For shooters it has become obvious that you use "game engines" like Unreal or Crytek. Why shouldn't there be a "sim engine" as well? Publishers could focus on making planes and maps, but don't have to make biggest task of all anymore, the sim itself.
You raise a good question, but in part, I think you already answered it as well.
While the idea of a global terrain rendering engine is certainly appealing, it represents a massive amount of work, for a middleman project (by that, I mean, your "customer" isn't you or me, the end-user, it's the middleman publisher like 777, or ED, or LM, etc.).
While it would be nice to think that many publishers would be interested in licensing such a product, the picture isn't quite that rosy, I think.
For starters, many shooters, as you say, have their own "fantasy" settings, and have no need for an "Earth Engine". Racing games? Only need a few specific track locations (so far). Flight Sims? There's some value here, but many/most of the combat ones feature a particular Theater of Operations (or perhaps a few). That leaves flight sims like FSX, XP, P3D etc. who, for the most part have already built their own. Naval simulations are also a possibility, but again, the various submarine games or games like Naval Action have focused on a much smaller theater historically.
So, if you're the Business Manager from the "Earth Engine" Project, I should think it would be a pretty nervous business plan wondering who you'd market your product to (although, there are, of course, other opportunities beyond gaming), to cover the costs of producing that engine.
One avenue that might be interesting is licensing and leveraging the various satellite mapping services (ie. Google Earth, etc.) to populate your terrain, but I'd bet that wouldn't come cheap either.
I think it would be awesome to have an "Earth Engine" featuring the entire globe of high quality terrain, to build your particular virtual playground in, but I'm not sure who would be willing to undertake the risk to build it. Perhaps someone like Orbx, who is already highly invested in photoreal scenery might consider taking that next step, but I suspect, that it's probably unlikely from a cost / benefit standpoint. Particularly, when they can already sell bite-sized areas, rather than the entire (more costly for all) globe.

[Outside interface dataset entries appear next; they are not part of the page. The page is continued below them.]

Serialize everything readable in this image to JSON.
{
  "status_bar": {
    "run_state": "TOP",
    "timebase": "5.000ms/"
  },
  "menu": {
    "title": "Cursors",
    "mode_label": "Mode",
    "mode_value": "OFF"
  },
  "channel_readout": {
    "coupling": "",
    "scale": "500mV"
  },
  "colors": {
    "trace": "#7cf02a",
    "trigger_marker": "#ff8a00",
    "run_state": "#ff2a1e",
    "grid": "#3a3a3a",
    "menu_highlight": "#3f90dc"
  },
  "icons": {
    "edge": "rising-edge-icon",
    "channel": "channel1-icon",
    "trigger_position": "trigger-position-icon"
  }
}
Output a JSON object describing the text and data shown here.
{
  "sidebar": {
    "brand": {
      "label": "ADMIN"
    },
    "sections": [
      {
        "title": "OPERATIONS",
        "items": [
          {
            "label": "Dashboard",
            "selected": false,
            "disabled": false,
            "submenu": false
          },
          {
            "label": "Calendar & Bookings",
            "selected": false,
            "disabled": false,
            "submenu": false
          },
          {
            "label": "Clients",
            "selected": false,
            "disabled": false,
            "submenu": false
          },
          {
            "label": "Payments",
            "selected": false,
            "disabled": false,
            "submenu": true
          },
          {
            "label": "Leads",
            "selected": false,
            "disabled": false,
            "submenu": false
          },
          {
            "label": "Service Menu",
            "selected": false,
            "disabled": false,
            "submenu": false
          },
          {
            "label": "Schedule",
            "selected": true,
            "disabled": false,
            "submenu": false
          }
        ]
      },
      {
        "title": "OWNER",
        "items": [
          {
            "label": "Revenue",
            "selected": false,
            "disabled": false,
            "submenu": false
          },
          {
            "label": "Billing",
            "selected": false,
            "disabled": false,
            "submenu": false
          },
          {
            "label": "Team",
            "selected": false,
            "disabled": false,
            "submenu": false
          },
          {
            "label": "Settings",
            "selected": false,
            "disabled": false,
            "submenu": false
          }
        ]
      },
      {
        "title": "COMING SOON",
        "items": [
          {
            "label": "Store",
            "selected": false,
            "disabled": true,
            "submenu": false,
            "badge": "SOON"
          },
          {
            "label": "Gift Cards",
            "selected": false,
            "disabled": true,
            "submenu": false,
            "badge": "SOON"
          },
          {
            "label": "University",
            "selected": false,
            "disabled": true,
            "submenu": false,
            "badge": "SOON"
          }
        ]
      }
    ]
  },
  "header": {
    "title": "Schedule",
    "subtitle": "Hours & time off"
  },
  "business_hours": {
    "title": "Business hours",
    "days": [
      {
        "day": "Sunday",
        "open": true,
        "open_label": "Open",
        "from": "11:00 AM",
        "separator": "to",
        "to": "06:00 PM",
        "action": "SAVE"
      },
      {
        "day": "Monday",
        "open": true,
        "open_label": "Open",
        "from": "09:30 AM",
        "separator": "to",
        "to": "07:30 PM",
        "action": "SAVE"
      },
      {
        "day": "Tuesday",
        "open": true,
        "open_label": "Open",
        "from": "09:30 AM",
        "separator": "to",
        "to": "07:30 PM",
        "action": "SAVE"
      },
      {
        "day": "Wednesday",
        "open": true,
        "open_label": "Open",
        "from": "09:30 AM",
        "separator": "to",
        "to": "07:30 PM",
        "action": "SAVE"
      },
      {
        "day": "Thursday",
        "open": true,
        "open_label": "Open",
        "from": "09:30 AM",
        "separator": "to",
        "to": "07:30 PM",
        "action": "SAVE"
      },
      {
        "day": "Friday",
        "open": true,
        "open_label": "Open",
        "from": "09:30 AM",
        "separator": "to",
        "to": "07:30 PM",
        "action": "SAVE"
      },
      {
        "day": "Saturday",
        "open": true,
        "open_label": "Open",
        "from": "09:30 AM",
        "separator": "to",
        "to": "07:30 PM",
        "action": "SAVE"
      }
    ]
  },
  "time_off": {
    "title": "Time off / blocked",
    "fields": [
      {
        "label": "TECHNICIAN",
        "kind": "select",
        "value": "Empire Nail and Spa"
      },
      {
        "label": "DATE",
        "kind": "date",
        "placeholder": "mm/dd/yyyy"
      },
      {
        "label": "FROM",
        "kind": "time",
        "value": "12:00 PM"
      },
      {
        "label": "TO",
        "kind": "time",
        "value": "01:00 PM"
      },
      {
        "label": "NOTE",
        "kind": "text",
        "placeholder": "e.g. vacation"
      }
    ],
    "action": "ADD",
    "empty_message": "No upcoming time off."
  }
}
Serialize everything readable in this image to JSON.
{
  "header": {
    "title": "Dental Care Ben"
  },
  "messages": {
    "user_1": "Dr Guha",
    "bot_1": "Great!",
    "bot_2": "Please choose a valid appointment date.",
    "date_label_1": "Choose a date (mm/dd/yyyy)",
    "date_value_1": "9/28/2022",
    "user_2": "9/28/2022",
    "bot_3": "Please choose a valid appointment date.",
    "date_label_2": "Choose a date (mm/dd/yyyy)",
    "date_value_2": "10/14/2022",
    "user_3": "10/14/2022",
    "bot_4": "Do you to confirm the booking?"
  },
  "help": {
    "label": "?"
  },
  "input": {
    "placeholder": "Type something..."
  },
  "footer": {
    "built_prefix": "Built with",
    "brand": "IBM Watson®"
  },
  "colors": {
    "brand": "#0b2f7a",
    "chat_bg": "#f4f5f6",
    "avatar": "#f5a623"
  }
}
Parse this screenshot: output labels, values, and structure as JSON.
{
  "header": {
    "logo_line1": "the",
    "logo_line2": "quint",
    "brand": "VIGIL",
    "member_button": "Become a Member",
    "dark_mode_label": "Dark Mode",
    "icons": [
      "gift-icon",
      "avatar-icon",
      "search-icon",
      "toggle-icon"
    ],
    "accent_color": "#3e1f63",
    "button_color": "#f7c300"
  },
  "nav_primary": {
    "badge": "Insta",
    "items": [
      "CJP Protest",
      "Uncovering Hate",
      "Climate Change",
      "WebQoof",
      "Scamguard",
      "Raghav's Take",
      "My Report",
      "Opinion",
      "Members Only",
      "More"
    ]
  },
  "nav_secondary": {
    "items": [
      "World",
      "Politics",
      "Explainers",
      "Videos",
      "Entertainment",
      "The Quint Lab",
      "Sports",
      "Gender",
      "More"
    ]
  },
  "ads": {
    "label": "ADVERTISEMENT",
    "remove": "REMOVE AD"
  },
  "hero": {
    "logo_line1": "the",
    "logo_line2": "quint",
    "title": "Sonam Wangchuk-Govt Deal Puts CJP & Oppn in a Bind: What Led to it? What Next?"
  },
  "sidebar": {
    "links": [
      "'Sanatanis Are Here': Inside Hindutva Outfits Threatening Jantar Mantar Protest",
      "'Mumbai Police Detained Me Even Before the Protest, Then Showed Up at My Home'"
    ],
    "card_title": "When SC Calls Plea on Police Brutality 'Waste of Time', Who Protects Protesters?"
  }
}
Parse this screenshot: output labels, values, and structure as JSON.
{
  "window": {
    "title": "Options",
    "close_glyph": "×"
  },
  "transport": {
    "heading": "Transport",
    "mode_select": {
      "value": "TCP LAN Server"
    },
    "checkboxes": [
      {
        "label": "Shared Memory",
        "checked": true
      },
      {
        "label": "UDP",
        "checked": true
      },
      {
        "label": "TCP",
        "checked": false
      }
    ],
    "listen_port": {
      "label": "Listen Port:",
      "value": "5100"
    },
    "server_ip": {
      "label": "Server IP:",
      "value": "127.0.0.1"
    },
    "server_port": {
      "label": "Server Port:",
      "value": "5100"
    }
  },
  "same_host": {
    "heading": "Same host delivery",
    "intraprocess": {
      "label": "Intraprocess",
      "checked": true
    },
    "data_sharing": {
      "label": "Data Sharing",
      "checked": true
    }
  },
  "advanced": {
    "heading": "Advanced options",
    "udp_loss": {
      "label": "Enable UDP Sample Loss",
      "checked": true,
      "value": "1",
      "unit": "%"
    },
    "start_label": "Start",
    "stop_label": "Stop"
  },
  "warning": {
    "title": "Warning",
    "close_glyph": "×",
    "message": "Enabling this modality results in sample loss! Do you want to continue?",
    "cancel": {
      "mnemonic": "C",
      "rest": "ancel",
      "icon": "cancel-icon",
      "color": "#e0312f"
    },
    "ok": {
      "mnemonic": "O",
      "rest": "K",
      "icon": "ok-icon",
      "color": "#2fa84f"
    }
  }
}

Anyway, we're getting a bit of the OP's track here, so while it's an interesting sidetrack, it might be better in its own thread. Sorry for the thread-jack OP.